■ PROBLEM DESCRIPTION ■
Lift out all lines below that contain "time".

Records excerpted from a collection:
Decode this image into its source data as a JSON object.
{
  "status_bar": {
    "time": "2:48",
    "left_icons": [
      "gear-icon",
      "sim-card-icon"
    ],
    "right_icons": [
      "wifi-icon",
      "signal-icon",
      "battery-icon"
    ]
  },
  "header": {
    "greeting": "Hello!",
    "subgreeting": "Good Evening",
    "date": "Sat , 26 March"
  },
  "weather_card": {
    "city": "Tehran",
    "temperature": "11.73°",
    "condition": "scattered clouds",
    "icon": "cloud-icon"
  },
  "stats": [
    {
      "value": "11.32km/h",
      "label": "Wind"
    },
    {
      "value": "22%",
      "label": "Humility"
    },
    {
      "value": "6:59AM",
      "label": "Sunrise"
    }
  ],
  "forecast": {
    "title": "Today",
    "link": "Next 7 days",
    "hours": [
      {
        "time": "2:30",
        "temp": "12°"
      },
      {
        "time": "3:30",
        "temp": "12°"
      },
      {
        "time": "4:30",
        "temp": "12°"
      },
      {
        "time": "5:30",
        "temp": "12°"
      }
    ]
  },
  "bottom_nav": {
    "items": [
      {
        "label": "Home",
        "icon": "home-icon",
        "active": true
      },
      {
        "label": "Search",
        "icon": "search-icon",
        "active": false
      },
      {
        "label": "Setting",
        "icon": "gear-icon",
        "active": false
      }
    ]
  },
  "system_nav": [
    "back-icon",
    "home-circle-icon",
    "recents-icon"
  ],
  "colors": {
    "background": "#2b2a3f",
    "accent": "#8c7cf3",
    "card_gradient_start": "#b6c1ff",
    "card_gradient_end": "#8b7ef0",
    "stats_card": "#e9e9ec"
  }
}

■ SOLVED EXERCISE ■
    "time": "2:48",
        "time": "2:30",
        "time": "3:30",
        "time": "4:30",
        "time": "5:30",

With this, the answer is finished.